A STATUE of Charles Rennie Mackintosh has been adorned with a traffic cone in true Glasgow tradition.
It’s taken pranksters just ten days to add the extra accessory to the recently erected statute, located at the corner of Elliot Street and St Vincent Street in Finnieston.
Usually the traffic cone treatment is reserved for the now famous Duke of Wellington statue in the city centre, but it seems the Mackintosh sculpture has now been given the same dubious honour.
The new statue was officially unveiled by First Minister Nicola Sturgeon on December 10, the 90th anniversary of the famous designer’s death.
It shows Mackintosh perched on one of the chairs he designed for the city’s Argyle Street Tea Rooms.
The Glasgow tradition of giving the Duke of Wellington statue a traffic cone as a hat is thought to date back to the 1980s.
There were plans to increase the height of the plinth back in 2013 to deter people from climbing up, but widespread public opposition, including a Facebook campaign and petition, forced plans to be withdrawn.
The statue was named in Lonely Planet’s guide to the top ten most bizarre monuments on Earth in 2011.
Their listing says: “Usually the horseback statue of the Duke of Wellington outside is cheekily crowned with a traffic cone; the authorities grumble, but it keeps happening and is now an icon.”
The cone-adorned statue featured in the Glasgow 2014 Commonwealth Games opening ceremony, as well as the film Trainspotting 2.
The council had to intervene during the summer when an incredible ten cones were perched precariously atop the Duke’s head.
A council spokesman said: “We absolutely understand that the cone on top of the duke’s head is a much loved Glasgow icon.

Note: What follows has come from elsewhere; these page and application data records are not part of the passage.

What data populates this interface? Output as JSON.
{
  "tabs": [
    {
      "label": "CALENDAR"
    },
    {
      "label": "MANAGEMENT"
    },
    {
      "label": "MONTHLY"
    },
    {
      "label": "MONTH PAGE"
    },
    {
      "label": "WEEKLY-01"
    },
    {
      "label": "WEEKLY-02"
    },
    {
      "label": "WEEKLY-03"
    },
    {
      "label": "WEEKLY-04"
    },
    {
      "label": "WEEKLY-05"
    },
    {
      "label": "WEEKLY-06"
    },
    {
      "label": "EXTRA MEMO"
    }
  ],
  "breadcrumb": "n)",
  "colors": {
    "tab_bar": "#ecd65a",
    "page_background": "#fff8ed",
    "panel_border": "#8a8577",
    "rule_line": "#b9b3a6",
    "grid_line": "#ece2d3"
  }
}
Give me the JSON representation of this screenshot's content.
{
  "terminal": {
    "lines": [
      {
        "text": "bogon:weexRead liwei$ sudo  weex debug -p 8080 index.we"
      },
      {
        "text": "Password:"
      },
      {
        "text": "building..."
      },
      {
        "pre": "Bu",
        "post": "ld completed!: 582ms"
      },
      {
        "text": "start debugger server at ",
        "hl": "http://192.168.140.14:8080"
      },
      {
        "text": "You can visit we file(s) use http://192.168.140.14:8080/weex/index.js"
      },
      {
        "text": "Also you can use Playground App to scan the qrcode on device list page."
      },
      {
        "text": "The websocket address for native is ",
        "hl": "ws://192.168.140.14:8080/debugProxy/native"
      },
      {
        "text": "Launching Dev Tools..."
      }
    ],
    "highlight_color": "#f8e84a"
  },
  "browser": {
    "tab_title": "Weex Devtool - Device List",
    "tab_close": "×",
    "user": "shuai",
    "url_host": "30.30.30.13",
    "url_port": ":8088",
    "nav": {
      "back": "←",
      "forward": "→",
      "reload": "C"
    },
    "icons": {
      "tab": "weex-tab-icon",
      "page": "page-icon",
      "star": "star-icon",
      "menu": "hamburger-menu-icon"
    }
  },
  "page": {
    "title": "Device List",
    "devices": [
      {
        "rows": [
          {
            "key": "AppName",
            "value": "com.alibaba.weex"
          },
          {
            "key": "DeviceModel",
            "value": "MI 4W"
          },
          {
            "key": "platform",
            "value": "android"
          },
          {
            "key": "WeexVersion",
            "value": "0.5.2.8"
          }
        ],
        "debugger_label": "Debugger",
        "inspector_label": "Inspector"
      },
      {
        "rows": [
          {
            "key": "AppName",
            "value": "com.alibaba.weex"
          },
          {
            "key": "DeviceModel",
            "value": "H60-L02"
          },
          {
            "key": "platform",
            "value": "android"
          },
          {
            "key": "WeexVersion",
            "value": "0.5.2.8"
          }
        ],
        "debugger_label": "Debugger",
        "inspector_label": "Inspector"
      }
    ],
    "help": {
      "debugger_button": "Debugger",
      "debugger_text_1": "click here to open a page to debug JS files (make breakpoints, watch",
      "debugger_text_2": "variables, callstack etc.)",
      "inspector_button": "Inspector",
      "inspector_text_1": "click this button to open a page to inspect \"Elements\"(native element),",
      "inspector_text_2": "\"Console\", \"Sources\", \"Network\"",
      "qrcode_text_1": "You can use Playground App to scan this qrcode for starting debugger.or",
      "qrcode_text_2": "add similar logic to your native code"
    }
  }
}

“But the precarious nature of the cones on the statue was creating a risk to passers-by and so the cones were removed.
“Anyone climbing on the statue is putting themselves and others at risk of harm.”